[Items from an interface collection]
------

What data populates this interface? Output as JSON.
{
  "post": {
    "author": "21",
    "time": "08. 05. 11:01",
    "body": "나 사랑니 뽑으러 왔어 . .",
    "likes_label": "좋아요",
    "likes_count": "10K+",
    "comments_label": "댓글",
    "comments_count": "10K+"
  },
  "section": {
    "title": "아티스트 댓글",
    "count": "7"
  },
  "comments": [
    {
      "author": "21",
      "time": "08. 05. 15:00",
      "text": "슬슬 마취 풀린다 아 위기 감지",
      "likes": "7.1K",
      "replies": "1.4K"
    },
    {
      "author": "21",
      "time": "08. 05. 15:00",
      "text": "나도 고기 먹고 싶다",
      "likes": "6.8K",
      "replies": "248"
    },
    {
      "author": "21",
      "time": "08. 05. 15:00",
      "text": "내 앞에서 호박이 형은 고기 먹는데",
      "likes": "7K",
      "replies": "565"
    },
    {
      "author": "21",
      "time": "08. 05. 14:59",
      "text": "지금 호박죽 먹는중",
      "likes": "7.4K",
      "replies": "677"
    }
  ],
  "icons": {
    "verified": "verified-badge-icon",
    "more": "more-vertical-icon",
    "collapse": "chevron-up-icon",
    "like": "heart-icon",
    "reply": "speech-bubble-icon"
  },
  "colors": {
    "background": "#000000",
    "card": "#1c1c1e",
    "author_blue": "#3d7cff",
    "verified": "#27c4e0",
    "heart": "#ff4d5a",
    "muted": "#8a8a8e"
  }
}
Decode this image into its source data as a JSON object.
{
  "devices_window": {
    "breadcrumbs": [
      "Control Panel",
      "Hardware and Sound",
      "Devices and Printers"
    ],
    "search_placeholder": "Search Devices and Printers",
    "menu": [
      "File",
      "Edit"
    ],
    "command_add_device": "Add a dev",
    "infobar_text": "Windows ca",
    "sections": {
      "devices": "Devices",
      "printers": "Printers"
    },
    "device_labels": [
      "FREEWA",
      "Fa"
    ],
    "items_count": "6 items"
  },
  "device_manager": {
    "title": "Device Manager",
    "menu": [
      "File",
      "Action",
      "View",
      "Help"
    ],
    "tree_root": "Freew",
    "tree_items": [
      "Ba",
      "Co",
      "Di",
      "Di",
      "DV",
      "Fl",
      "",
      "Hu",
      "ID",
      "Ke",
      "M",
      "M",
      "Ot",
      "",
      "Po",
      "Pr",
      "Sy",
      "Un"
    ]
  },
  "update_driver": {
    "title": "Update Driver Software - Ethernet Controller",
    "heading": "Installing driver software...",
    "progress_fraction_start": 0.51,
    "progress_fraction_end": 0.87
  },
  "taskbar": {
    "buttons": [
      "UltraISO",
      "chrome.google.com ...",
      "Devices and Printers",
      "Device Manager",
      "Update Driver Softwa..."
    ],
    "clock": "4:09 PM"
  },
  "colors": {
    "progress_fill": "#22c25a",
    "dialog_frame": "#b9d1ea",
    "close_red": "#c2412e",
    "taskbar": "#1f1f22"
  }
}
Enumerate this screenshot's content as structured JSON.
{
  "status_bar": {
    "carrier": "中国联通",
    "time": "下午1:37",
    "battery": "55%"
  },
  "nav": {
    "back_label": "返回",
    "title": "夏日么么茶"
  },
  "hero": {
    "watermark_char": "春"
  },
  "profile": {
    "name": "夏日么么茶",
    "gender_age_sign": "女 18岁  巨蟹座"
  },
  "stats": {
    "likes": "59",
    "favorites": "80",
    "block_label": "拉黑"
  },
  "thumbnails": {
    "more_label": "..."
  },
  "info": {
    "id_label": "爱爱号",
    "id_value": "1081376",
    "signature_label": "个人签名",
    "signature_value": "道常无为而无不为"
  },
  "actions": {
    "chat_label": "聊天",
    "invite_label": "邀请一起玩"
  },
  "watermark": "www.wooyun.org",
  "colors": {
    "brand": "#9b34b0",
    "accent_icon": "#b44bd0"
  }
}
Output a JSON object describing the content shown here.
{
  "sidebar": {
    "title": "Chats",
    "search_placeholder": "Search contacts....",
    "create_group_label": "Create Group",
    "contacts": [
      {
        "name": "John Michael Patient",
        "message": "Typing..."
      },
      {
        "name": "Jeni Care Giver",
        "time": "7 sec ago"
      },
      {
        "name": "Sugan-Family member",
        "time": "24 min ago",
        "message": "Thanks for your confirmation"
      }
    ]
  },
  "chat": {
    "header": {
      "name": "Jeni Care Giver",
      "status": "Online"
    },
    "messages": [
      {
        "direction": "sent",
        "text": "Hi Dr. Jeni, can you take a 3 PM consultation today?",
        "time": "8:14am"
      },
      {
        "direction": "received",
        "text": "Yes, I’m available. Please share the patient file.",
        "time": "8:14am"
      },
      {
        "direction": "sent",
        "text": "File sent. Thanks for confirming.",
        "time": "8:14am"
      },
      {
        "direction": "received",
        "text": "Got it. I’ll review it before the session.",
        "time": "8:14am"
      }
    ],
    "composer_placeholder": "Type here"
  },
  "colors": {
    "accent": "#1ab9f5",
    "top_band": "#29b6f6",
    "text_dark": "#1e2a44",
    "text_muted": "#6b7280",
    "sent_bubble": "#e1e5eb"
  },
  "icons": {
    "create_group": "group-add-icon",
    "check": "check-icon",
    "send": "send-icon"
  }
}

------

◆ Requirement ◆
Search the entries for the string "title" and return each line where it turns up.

◆ Answer space ◆
    "title": "아티스트 댓글",
    "title": "Device Manager",
    "title": "Update Driver Software - Ethernet Controller",
    "title": "夏日么么茶"
    "title": "Chats",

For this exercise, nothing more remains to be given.